• [Exercise]:
Every line that contains "username" must be located and copied from the data.

• [Task inputs]:
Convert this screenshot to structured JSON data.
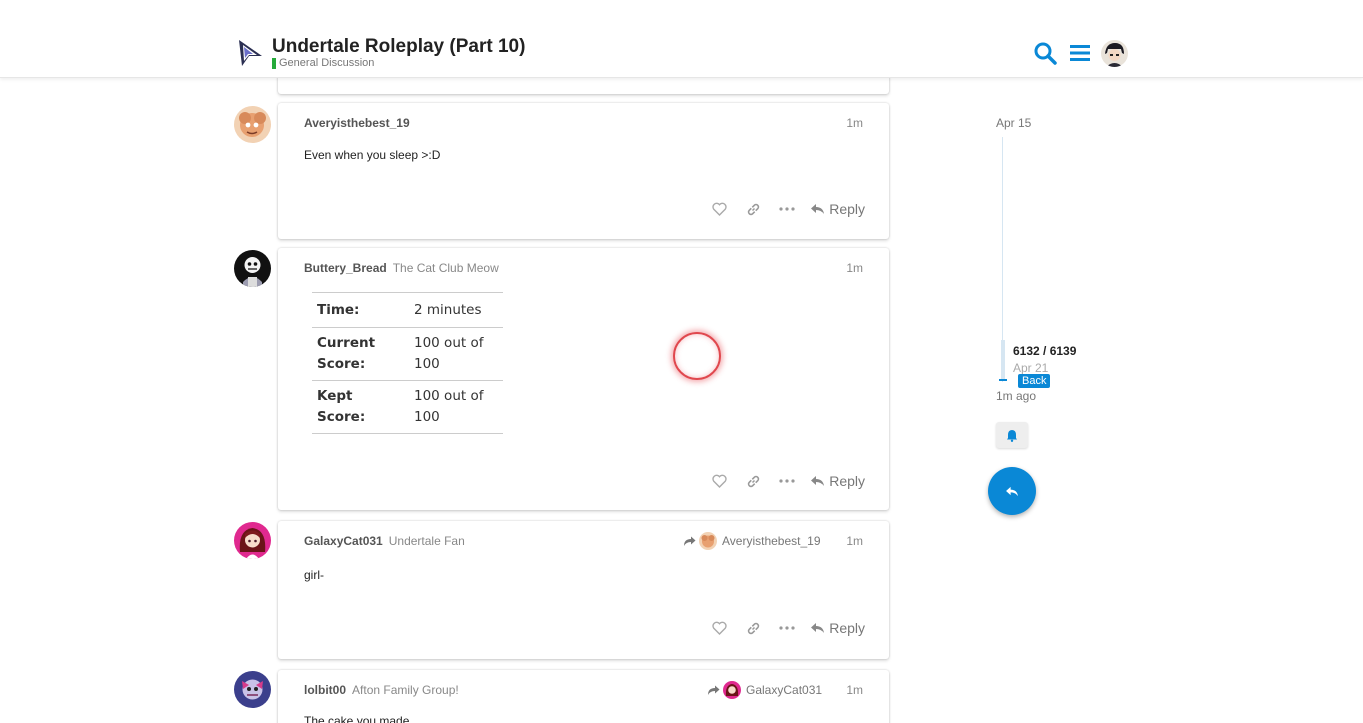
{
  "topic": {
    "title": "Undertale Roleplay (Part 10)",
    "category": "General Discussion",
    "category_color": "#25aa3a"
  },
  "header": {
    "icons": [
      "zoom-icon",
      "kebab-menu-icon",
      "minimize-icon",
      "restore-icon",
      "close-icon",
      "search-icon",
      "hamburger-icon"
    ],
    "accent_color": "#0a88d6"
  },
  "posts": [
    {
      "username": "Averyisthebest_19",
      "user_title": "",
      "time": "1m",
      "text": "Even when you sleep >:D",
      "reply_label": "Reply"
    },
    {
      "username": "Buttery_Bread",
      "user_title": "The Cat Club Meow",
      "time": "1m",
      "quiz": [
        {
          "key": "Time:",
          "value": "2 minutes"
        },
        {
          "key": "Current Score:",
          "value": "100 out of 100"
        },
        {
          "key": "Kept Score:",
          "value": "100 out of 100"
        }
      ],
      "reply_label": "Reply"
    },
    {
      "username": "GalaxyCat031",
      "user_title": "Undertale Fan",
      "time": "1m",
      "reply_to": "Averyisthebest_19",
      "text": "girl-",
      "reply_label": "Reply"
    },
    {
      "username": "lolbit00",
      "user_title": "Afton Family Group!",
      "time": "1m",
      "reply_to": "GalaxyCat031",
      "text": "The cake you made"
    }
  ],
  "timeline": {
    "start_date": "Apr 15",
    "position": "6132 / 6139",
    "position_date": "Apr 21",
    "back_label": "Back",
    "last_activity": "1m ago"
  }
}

• [Exercise output]:
      "username": "Averyisthebest_19",
      "username": "Buttery_Bread",
      "username": "GalaxyCat031",
      "username": "lolbit00",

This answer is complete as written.